Your goal>
Using the data below, copy every line that contains the word "JSON".

⁂

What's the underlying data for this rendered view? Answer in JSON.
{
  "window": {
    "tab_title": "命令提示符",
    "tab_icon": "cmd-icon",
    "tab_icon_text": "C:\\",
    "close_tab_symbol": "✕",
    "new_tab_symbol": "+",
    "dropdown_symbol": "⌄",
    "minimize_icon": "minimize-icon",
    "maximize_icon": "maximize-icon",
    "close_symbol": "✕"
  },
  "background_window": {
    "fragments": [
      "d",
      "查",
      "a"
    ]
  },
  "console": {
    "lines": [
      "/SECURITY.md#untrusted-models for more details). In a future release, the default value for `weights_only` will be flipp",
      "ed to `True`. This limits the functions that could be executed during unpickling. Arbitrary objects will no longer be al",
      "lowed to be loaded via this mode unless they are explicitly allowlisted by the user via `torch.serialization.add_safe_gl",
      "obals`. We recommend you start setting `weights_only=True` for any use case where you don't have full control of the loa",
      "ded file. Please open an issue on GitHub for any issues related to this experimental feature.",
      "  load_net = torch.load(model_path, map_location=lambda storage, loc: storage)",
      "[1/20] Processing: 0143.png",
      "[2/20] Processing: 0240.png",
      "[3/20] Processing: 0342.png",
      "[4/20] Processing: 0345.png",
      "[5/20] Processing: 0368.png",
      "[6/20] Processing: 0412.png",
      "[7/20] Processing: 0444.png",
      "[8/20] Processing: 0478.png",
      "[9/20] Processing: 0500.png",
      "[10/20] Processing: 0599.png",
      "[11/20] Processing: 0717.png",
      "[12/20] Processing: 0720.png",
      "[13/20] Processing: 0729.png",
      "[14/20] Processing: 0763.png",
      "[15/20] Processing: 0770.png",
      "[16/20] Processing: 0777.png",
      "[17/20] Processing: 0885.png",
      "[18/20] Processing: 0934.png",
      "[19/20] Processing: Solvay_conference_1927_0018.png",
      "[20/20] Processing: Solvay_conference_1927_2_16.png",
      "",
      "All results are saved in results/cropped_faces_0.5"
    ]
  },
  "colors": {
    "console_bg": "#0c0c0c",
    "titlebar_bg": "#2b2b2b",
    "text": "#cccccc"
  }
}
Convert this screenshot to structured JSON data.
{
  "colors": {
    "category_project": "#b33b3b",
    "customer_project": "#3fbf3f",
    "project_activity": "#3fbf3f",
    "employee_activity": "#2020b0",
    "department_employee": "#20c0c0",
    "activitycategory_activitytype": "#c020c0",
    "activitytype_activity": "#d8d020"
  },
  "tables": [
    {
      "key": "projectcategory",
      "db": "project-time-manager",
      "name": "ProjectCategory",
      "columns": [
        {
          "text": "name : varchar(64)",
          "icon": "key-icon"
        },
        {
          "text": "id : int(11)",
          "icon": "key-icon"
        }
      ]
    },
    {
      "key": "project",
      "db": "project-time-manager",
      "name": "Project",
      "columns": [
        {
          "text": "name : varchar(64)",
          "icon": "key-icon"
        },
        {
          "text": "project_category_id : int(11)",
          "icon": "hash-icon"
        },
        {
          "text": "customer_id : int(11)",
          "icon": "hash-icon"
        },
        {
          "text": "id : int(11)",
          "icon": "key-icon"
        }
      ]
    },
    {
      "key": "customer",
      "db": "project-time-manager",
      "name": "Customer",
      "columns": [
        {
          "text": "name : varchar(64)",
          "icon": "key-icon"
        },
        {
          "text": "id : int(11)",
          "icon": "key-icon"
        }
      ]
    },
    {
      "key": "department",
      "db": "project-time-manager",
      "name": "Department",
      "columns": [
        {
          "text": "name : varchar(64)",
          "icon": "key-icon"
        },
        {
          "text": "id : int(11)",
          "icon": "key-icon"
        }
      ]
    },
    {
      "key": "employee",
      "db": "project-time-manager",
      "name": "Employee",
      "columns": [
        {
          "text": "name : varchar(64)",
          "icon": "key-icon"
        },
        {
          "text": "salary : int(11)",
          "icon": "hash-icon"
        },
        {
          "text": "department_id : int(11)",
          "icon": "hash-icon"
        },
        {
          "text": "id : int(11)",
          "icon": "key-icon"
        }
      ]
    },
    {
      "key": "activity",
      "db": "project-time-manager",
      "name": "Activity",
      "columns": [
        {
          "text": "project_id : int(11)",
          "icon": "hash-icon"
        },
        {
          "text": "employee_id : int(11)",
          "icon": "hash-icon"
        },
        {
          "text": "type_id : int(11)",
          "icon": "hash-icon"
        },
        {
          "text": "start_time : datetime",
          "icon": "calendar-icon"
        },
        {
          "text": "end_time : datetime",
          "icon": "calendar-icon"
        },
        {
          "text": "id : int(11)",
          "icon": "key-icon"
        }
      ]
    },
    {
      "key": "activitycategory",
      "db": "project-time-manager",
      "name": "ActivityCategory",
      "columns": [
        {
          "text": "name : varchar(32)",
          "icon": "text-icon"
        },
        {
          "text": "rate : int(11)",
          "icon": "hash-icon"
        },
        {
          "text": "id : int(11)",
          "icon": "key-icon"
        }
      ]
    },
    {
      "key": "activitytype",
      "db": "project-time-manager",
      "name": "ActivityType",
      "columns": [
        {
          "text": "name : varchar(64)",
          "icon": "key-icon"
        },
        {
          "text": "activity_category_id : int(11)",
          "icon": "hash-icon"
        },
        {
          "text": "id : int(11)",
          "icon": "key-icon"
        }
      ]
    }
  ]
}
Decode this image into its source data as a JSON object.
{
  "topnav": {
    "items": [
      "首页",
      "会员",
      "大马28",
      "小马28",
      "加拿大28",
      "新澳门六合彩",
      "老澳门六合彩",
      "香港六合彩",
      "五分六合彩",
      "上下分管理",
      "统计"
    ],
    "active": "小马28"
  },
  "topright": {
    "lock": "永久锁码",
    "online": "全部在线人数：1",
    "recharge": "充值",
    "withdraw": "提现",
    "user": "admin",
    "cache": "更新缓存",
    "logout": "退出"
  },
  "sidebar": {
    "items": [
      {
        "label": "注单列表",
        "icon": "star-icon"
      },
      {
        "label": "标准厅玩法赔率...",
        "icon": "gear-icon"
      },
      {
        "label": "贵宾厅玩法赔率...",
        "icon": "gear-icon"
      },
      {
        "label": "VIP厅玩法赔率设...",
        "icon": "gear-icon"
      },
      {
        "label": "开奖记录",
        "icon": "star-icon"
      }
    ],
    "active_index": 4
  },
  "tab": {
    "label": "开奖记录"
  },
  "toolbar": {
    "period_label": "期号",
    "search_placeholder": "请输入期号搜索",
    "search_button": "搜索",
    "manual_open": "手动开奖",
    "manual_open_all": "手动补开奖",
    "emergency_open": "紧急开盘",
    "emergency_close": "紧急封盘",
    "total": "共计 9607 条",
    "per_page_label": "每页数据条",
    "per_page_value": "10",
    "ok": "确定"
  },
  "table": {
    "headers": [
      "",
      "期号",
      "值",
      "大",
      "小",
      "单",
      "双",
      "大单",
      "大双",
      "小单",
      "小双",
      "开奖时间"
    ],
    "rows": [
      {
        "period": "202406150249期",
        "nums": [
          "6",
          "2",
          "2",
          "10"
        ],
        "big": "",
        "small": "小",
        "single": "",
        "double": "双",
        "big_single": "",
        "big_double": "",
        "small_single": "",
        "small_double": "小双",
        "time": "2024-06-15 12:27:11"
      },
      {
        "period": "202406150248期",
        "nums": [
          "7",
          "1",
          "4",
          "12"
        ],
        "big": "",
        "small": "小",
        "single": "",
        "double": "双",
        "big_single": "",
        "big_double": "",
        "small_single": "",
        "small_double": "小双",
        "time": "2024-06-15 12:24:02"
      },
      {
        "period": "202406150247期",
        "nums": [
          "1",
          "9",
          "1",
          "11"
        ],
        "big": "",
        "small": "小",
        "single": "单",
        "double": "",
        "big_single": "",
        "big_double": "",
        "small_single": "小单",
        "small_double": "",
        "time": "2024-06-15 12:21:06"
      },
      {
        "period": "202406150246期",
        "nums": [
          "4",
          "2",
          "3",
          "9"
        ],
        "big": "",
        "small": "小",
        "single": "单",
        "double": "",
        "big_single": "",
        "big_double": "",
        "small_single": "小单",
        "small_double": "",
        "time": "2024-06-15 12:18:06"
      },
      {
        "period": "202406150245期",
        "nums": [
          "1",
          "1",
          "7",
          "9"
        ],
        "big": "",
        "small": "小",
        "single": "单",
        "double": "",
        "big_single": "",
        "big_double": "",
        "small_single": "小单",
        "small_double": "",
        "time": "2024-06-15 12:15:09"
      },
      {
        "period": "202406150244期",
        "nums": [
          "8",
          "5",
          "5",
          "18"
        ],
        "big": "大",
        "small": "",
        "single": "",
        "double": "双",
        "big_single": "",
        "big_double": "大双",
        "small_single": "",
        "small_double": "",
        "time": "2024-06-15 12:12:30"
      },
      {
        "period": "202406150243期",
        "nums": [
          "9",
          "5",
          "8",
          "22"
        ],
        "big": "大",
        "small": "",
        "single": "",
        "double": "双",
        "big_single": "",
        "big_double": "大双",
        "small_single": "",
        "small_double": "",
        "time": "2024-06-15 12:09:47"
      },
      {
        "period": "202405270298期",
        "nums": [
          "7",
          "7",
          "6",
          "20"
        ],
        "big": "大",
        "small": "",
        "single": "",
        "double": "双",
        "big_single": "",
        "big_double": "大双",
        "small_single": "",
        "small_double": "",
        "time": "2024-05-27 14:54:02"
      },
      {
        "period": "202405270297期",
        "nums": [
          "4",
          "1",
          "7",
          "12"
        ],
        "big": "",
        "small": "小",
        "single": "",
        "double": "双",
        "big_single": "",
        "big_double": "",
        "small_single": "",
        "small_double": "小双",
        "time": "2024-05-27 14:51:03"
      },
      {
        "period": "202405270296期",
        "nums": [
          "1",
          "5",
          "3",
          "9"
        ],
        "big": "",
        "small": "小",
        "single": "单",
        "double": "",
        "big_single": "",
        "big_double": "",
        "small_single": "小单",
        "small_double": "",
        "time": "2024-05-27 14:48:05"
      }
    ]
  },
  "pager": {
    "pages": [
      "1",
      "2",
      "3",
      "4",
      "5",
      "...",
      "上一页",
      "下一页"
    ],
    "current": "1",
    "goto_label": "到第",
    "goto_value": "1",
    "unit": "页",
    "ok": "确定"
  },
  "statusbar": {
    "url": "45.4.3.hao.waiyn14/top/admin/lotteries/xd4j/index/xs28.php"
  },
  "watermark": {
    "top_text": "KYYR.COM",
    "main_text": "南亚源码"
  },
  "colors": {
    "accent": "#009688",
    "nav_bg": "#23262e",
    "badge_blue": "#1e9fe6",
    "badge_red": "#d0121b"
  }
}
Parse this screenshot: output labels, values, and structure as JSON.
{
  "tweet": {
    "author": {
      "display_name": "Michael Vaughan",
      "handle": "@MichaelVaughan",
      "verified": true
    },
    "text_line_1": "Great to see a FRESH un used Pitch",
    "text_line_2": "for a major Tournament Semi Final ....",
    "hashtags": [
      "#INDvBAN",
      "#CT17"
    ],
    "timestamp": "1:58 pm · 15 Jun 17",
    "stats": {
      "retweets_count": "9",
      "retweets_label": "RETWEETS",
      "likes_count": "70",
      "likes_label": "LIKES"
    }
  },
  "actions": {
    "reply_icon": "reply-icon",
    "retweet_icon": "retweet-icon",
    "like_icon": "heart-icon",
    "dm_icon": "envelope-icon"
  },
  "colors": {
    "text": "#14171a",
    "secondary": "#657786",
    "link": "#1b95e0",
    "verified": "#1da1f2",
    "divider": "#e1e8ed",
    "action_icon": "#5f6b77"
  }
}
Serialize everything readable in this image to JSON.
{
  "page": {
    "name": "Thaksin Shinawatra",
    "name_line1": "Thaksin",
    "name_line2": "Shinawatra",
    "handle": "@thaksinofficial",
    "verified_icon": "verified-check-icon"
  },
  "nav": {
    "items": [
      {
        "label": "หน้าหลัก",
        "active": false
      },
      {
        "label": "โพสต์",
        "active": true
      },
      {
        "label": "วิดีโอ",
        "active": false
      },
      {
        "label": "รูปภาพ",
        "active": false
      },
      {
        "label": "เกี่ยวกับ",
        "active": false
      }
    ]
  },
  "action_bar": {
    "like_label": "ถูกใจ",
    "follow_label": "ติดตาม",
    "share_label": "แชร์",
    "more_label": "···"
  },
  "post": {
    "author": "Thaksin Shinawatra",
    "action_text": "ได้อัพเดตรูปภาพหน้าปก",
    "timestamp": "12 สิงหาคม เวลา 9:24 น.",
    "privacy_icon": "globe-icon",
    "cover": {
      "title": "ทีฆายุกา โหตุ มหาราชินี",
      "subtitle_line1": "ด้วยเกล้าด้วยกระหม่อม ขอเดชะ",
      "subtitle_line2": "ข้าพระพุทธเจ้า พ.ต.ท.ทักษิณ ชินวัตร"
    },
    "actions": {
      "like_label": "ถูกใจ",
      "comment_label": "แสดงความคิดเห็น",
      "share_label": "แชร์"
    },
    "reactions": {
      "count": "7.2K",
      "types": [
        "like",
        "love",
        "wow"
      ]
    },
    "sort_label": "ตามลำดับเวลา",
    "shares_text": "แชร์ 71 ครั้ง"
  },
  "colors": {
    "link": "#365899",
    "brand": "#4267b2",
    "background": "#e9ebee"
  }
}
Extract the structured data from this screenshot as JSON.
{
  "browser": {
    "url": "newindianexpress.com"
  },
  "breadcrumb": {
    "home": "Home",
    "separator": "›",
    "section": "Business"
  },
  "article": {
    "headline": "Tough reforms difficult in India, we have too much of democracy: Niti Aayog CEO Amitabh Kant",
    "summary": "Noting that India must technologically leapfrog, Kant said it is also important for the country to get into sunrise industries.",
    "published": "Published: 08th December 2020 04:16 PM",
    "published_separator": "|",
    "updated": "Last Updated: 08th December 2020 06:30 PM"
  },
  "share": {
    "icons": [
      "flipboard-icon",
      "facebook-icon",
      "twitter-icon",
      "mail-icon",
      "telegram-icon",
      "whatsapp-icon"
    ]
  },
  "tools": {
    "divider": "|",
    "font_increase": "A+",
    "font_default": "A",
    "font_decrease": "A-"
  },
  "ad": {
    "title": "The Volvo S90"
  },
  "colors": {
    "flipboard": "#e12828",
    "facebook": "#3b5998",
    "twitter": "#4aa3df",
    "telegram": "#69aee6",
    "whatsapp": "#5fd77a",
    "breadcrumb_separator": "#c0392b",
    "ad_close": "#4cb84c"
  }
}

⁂

Task response>
What's the underlying data for this rendered view? Answer in JSON.
Convert this screenshot to structured JSON data.
Decode this image into its source data as a JSON object.
Parse this screenshot: output labels, values, and structure as JSON.
Serialize everything readable in this image to JSON.
Extract the structured data from this screenshot as JSON.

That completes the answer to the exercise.